JAMA Network had another article on the overuse and abuse of anti-psychotics in nurisng homes. In May 2011, the Office of Inspector General (OIG) released a widely publicized report, “Medicare Atypical Antipsychotic Drug Claims for Elderly Nursing Home Residents,” revealing that 83% of atypical antipsychotic drug claims were prescribed for nursing home residents without a US Food and Drug Administration (FDA) indication, and that 88% of claims were related to use in residents with dementia, for whom antipsychotics are associated with an increased risk of mortality as specified in the FDA black box warning.
“Despite long-standing and widely recognized concerns about safety and efficacy, antipsychotic agents, including older “typical” agents (ie, haloperidol and chlorpromazine) and newer “atypical” agents (ie, quetiapine, risperidone, and olanzapine), have been commonly used to treat behavioral and psychological symptoms of dementia.”
This Viewpoint describes a national initiative of the Centers for Medicare & Medicaid Services (CMS) focused on the use of antipsychotics in nursing homes. These efforts have led to a 33% relative reduction (from 23.9% to 16.0%) in the prevalence of antipsychotic use among long-term nursing home residents over the past 5 years.
New York Magazine had an article about GOP moderates worried about TrumpCare’s health care cuts affecting the opiod crisis. “During the worst year of the HIV/AIDS crisis, 43,000 Americans lost their lives to the virus. In 2015, 52,000 died of a drug overdose. Never in recorded history had opioids killed so many Americans in a single year; the drug-induced death toll was so staggering, it helped reduce life expectancy in the United States for the first time since 1993.”

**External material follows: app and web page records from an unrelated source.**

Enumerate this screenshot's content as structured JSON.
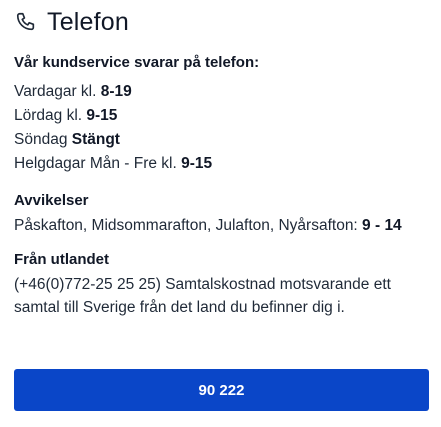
{
  "header": {
    "icon": "phone-icon",
    "title": "Telefon"
  },
  "hours": {
    "heading": "Vår kundservice svarar på telefon:",
    "rows": [
      {
        "label": "Vardagar kl. ",
        "value": "8-19"
      },
      {
        "label": "Lördag kl. ",
        "value": "9-15"
      },
      {
        "label": "Söndag ",
        "value": "Stängt"
      },
      {
        "label": "Helgdagar Mån - Fre kl. ",
        "value": "9-15"
      }
    ]
  },
  "exceptions": {
    "heading": "Avvikelser",
    "text": "Påskafton, Midsommarafton, Julafton, Nyårsafton: ",
    "value": "9 - 14"
  },
  "abroad": {
    "heading": "Från utlandet",
    "line1": "(+46(0)772-25 25 25) Samtalskostnad motsvarande ett",
    "line2": "samtal till Sverige från det land du befinner dig i."
  },
  "call_button": {
    "label": "90 222",
    "color": "#0a46c8"
  }
}
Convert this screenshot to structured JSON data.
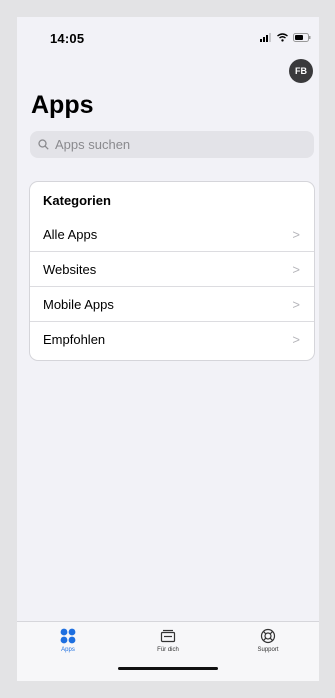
{
  "status_bar": {
    "time": "14:05"
  },
  "header": {
    "avatar_initials": "FB",
    "title": "Apps"
  },
  "search": {
    "placeholder": "Apps suchen"
  },
  "categories": {
    "title": "Kategorien",
    "items": [
      {
        "label": "Alle Apps"
      },
      {
        "label": "Websites"
      },
      {
        "label": "Mobile Apps"
      },
      {
        "label": "Empfohlen"
      }
    ]
  },
  "tabbar": {
    "tabs": [
      {
        "label": "Apps",
        "icon": "apps-grid-icon",
        "active": true
      },
      {
        "label": "Für dich",
        "icon": "inbox-stack-icon",
        "active": false
      },
      {
        "label": "Support",
        "icon": "lifebuoy-icon",
        "active": false
      }
    ]
  },
  "colors": {
    "accent": "#1d6fe0",
    "background": "#f2f2f7",
    "avatar": "#3a3a3c"
  }
}
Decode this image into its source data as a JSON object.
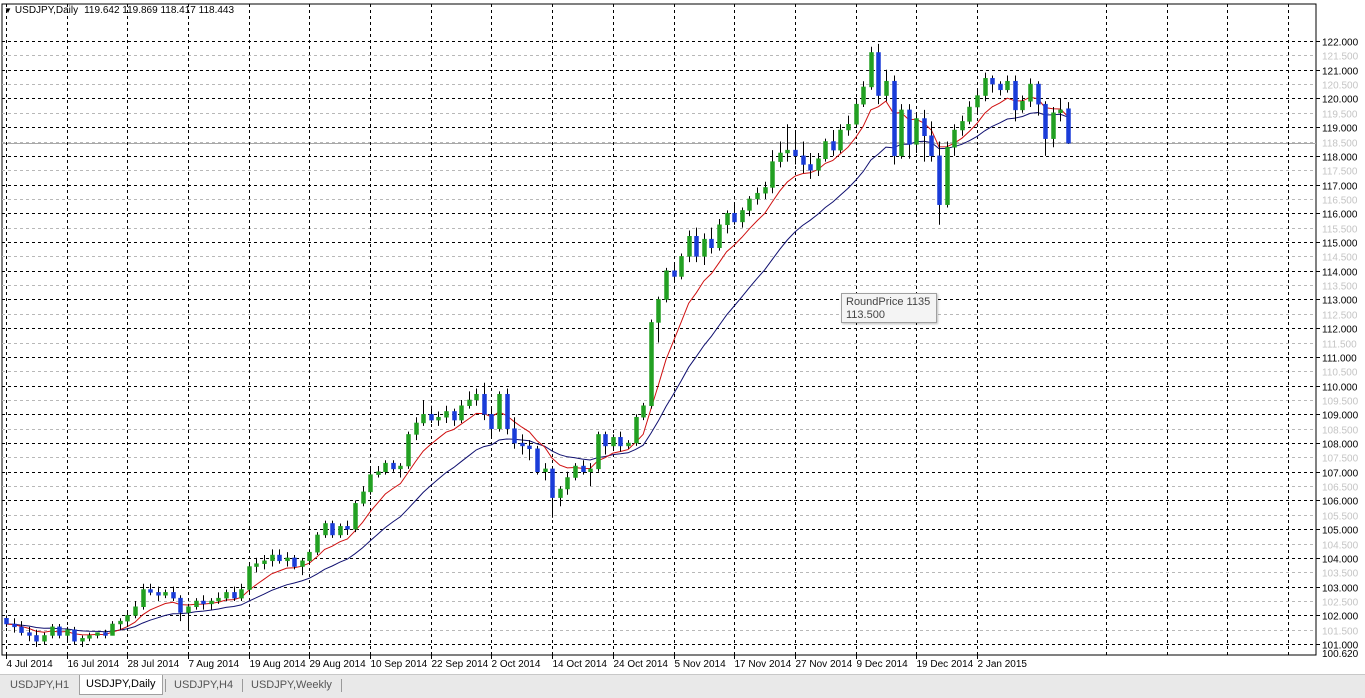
{
  "header": {
    "symbol_label": "USDJPY,Daily",
    "ohlc": "119.642 119.869 118.417 118.443"
  },
  "tooltip": {
    "line1": "RoundPrice 1135",
    "line2": "113.500"
  },
  "tabs": [
    {
      "label": "USDJPY,H1",
      "active": false
    },
    {
      "label": "USDJPY,Daily",
      "active": true
    },
    {
      "label": "USDJPY,H4",
      "active": false
    },
    {
      "label": "USDJPY,Weekly",
      "active": false
    }
  ],
  "colors": {
    "bull": "#22a022",
    "bear": "#1a3cd8",
    "ma_fast": "#d01010",
    "ma_slow": "#101070",
    "grid_major": "#000000",
    "grid_minor": "#b8b8b8"
  },
  "chart_data": {
    "type": "candlestick",
    "symbol": "USDJPY",
    "timeframe": "Daily",
    "y_range": [
      100.62,
      122.87
    ],
    "current_price": 118.443,
    "y_major_ticks": [
      "101.000",
      "102.000",
      "103.000",
      "104.000",
      "105.000",
      "106.000",
      "107.000",
      "108.000",
      "109.000",
      "110.000",
      "111.000",
      "112.000",
      "113.000",
      "114.000",
      "115.000",
      "116.000",
      "117.000",
      "118.000",
      "119.000",
      "120.000",
      "121.000",
      "122.000"
    ],
    "y_minor_ticks": [
      "101.500",
      "102.500",
      "103.500",
      "104.500",
      "105.500",
      "106.500",
      "107.500",
      "108.500",
      "109.500",
      "110.500",
      "111.500",
      "112.500",
      "113.500",
      "114.500",
      "115.500",
      "116.500",
      "117.500",
      "118.500",
      "119.500",
      "120.500",
      "121.500"
    ],
    "y_bottom_label": "100.620",
    "x_labels": [
      "4 Jul 2014",
      "16 Jul 2014",
      "28 Jul 2014",
      "7 Aug 2014",
      "19 Aug 2014",
      "29 Aug 2014",
      "10 Sep 2014",
      "22 Sep 2014",
      "2 Oct 2014",
      "14 Oct 2014",
      "24 Oct 2014",
      "5 Nov 2014",
      "17 Nov 2014",
      "27 Nov 2014",
      "9 Dec 2014",
      "19 Dec 2014",
      "2 Jan 2015"
    ],
    "series_ma": [
      "fast",
      "slow"
    ],
    "candles": [
      [
        101.9,
        102.0,
        101.6,
        101.7
      ],
      [
        101.7,
        101.9,
        101.4,
        101.6
      ],
      [
        101.6,
        101.8,
        101.3,
        101.4
      ],
      [
        101.4,
        101.6,
        101.1,
        101.3
      ],
      [
        101.3,
        101.5,
        100.9,
        101.1
      ],
      [
        101.1,
        101.4,
        101.0,
        101.3
      ],
      [
        101.3,
        101.7,
        101.2,
        101.6
      ],
      [
        101.6,
        101.7,
        101.2,
        101.3
      ],
      [
        101.3,
        101.6,
        101.1,
        101.5
      ],
      [
        101.5,
        101.6,
        101.0,
        101.1
      ],
      [
        101.1,
        101.3,
        100.9,
        101.2
      ],
      [
        101.2,
        101.4,
        101.1,
        101.3
      ],
      [
        101.3,
        101.4,
        101.2,
        101.4
      ],
      [
        101.4,
        101.5,
        101.2,
        101.3
      ],
      [
        101.3,
        101.8,
        101.3,
        101.7
      ],
      [
        101.7,
        101.9,
        101.5,
        101.8
      ],
      [
        101.8,
        102.1,
        101.6,
        102.0
      ],
      [
        102.0,
        102.5,
        101.9,
        102.3
      ],
      [
        102.3,
        103.1,
        102.2,
        102.9
      ],
      [
        102.9,
        103.1,
        102.7,
        102.8
      ],
      [
        102.8,
        103.0,
        102.5,
        102.7
      ],
      [
        102.7,
        102.9,
        102.6,
        102.8
      ],
      [
        102.8,
        103.0,
        102.5,
        102.6
      ],
      [
        102.6,
        102.7,
        101.8,
        102.1
      ],
      [
        102.1,
        102.4,
        101.5,
        102.3
      ],
      [
        102.3,
        102.6,
        102.2,
        102.5
      ],
      [
        102.5,
        102.7,
        102.2,
        102.4
      ],
      [
        102.4,
        102.6,
        102.2,
        102.5
      ],
      [
        102.5,
        102.8,
        102.4,
        102.6
      ],
      [
        102.6,
        102.9,
        102.5,
        102.8
      ],
      [
        102.8,
        103.0,
        102.5,
        102.6
      ],
      [
        102.6,
        103.1,
        102.5,
        102.9
      ],
      [
        102.9,
        103.8,
        102.8,
        103.7
      ],
      [
        103.7,
        104.0,
        103.5,
        103.8
      ],
      [
        103.8,
        104.1,
        103.6,
        103.9
      ],
      [
        103.9,
        104.3,
        103.7,
        104.1
      ],
      [
        104.1,
        104.3,
        103.8,
        103.9
      ],
      [
        103.9,
        104.2,
        103.7,
        104.0
      ],
      [
        104.0,
        104.1,
        103.6,
        103.7
      ],
      [
        103.7,
        104.0,
        103.4,
        103.9
      ],
      [
        103.9,
        104.3,
        103.8,
        104.2
      ],
      [
        104.2,
        104.9,
        104.1,
        104.8
      ],
      [
        104.8,
        105.3,
        104.7,
        105.2
      ],
      [
        105.2,
        105.3,
        104.7,
        104.8
      ],
      [
        104.8,
        105.2,
        104.7,
        105.1
      ],
      [
        105.1,
        105.3,
        104.8,
        105.0
      ],
      [
        105.0,
        106.0,
        104.9,
        105.9
      ],
      [
        105.9,
        106.5,
        105.8,
        106.3
      ],
      [
        106.3,
        107.1,
        106.2,
        106.9
      ],
      [
        106.9,
        107.2,
        106.8,
        107.0
      ],
      [
        107.0,
        107.4,
        106.9,
        107.3
      ],
      [
        107.3,
        107.4,
        107.0,
        107.1
      ],
      [
        107.1,
        107.3,
        106.8,
        107.2
      ],
      [
        107.2,
        108.4,
        107.1,
        108.3
      ],
      [
        108.3,
        108.9,
        108.1,
        108.7
      ],
      [
        108.7,
        109.5,
        108.6,
        109.0
      ],
      [
        109.0,
        109.3,
        108.7,
        108.8
      ],
      [
        108.8,
        109.1,
        108.6,
        108.9
      ],
      [
        108.9,
        109.3,
        108.7,
        109.1
      ],
      [
        109.1,
        109.2,
        108.6,
        108.8
      ],
      [
        108.8,
        109.5,
        108.7,
        109.3
      ],
      [
        109.3,
        109.8,
        109.2,
        109.5
      ],
      [
        109.5,
        109.9,
        109.3,
        109.7
      ],
      [
        109.7,
        110.1,
        108.8,
        109.0
      ],
      [
        109.0,
        109.2,
        108.2,
        108.5
      ],
      [
        108.5,
        109.8,
        108.4,
        109.7
      ],
      [
        109.7,
        109.9,
        108.3,
        108.5
      ],
      [
        108.5,
        108.9,
        107.8,
        108.0
      ],
      [
        108.0,
        108.3,
        107.6,
        107.9
      ],
      [
        107.9,
        108.1,
        107.4,
        107.8
      ],
      [
        107.8,
        107.9,
        106.9,
        107.0
      ],
      [
        107.0,
        107.3,
        106.7,
        107.1
      ],
      [
        107.1,
        107.2,
        105.4,
        106.1
      ],
      [
        106.1,
        106.5,
        105.8,
        106.4
      ],
      [
        106.4,
        107.0,
        106.2,
        106.8
      ],
      [
        106.8,
        107.3,
        106.7,
        107.2
      ],
      [
        107.2,
        107.4,
        106.9,
        107.0
      ],
      [
        107.0,
        107.3,
        106.5,
        107.1
      ],
      [
        107.1,
        108.4,
        107.0,
        108.3
      ],
      [
        108.3,
        108.4,
        107.6,
        107.9
      ],
      [
        107.9,
        108.3,
        107.8,
        108.2
      ],
      [
        108.2,
        108.4,
        107.7,
        107.9
      ],
      [
        107.9,
        108.1,
        107.8,
        108.0
      ],
      [
        108.0,
        109.0,
        107.9,
        108.9
      ],
      [
        108.9,
        109.4,
        108.8,
        109.3
      ],
      [
        109.3,
        112.3,
        109.2,
        112.2
      ],
      [
        112.2,
        113.1,
        111.5,
        113.0
      ],
      [
        113.0,
        114.1,
        112.9,
        114.0
      ],
      [
        114.0,
        114.3,
        113.6,
        113.8
      ],
      [
        113.8,
        114.6,
        113.7,
        114.5
      ],
      [
        114.5,
        115.4,
        114.3,
        115.2
      ],
      [
        115.2,
        115.5,
        114.3,
        114.5
      ],
      [
        114.5,
        115.3,
        114.2,
        115.1
      ],
      [
        115.1,
        115.5,
        114.6,
        114.8
      ],
      [
        114.8,
        115.8,
        114.7,
        115.6
      ],
      [
        115.6,
        116.1,
        115.3,
        116.0
      ],
      [
        116.0,
        116.3,
        115.6,
        115.7
      ],
      [
        115.7,
        116.2,
        115.5,
        116.1
      ],
      [
        116.1,
        116.6,
        115.9,
        116.5
      ],
      [
        116.5,
        116.9,
        116.3,
        116.7
      ],
      [
        116.7,
        117.1,
        116.5,
        116.9
      ],
      [
        116.9,
        118.2,
        116.7,
        117.8
      ],
      [
        117.8,
        118.5,
        117.6,
        118.1
      ],
      [
        118.1,
        119.1,
        117.8,
        118.2
      ],
      [
        118.2,
        118.8,
        117.7,
        118.0
      ],
      [
        118.0,
        118.5,
        117.4,
        117.7
      ],
      [
        117.7,
        118.1,
        117.2,
        117.5
      ],
      [
        117.5,
        118.1,
        117.3,
        117.9
      ],
      [
        117.9,
        118.6,
        117.8,
        118.5
      ],
      [
        118.5,
        118.9,
        118.0,
        118.2
      ],
      [
        118.2,
        119.1,
        118.1,
        118.9
      ],
      [
        118.9,
        119.4,
        118.7,
        119.1
      ],
      [
        119.1,
        120.0,
        119.0,
        119.8
      ],
      [
        119.8,
        120.6,
        119.7,
        120.4
      ],
      [
        120.4,
        121.8,
        120.3,
        121.6
      ],
      [
        121.6,
        121.9,
        119.8,
        120.1
      ],
      [
        120.1,
        121.0,
        119.9,
        120.6
      ],
      [
        120.6,
        120.8,
        117.7,
        118.0
      ],
      [
        118.0,
        119.8,
        117.9,
        119.6
      ],
      [
        119.6,
        119.8,
        117.9,
        118.4
      ],
      [
        118.4,
        119.5,
        118.1,
        119.3
      ],
      [
        119.3,
        119.6,
        117.8,
        118.7
      ],
      [
        118.7,
        119.2,
        117.8,
        118.0
      ],
      [
        118.0,
        118.5,
        115.6,
        116.3
      ],
      [
        116.3,
        118.5,
        116.2,
        118.3
      ],
      [
        118.3,
        119.1,
        118.0,
        118.9
      ],
      [
        118.9,
        119.4,
        118.7,
        119.2
      ],
      [
        119.2,
        119.9,
        119.1,
        119.7
      ],
      [
        119.7,
        120.3,
        119.5,
        120.1
      ],
      [
        120.1,
        120.9,
        119.9,
        120.7
      ],
      [
        120.7,
        120.8,
        120.2,
        120.5
      ],
      [
        120.5,
        120.6,
        120.1,
        120.3
      ],
      [
        120.3,
        120.8,
        120.2,
        120.6
      ],
      [
        120.6,
        120.8,
        119.2,
        119.6
      ],
      [
        119.6,
        120.1,
        119.5,
        119.9
      ],
      [
        119.9,
        120.7,
        119.7,
        120.5
      ],
      [
        120.5,
        120.6,
        119.4,
        119.8
      ],
      [
        119.8,
        119.9,
        118.0,
        118.6
      ],
      [
        118.6,
        119.7,
        118.3,
        119.5
      ],
      [
        119.5,
        120.0,
        119.2,
        119.6
      ],
      [
        119.642,
        119.869,
        118.417,
        118.443
      ]
    ]
  }
}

The Medicaid cuts in TrumpCare will devastate addiction resources. Medicaid expansion accounted for 61 percent of total Medicaid spending on substance abuse treatment in Kentucky, 47 percent in West Virginia, 56 percent in Michigan, 59 percent in Maryland, and 31 percent in Rhode Island. In Ohio, the expansion accounted for 43 percent of Medicaid spending in 2016 on behavioral health, a category that includes mental health and substance abuse.
As the New York Times reports:
Republican senators from states that have been hit hard by the opioid drug crisis have tried to cushion the Medicaid blow with a separate funding stream of $45 billion over 10 years for substance abuse treatment and prevention costs, now covered by the expansion of Medicaid under the Affordable Care Act.
But that, too, is running into opposition from conservatives. They have been tussling over the issue with moderate Republican senators like Rob Portman of Ohio, Shelley Moore Capito of West Virginia and Susan Collins of Maine.
Without some opioid funding, Mr. Portman cannot vote for the bill, he said, adding, “Any replacement is going to have to do something to address this opioid crisis that is gripping our country.”
The Star-Tribune reported that Annandale Care Center “had no system, policies or procedures in place” to ensure that certain medications and some other services were being provided as prescribed. An unnamed nursing home resident developed internal bleeding and died after being denied crucial blood-thinning medication for 15 days, according to a state investigation that blamed the death on the facility’s procedural shortcomings.
The Health Department said a nurse discovered that the resident’s doses of Coumadin, a blood-thinning medication, had been stopped without a doctor’s order. A required dosage test had not been performed, and that missing information triggered an automatic entry in the resident’s electronic medication record for the drug’s administration to be halted.
In response to the finding of neglect, the home revised its policies concerning the administration of blood-thinning medication, reviewed the records of residents who receive that type of medication and briefed staff on proper procedures, the report said.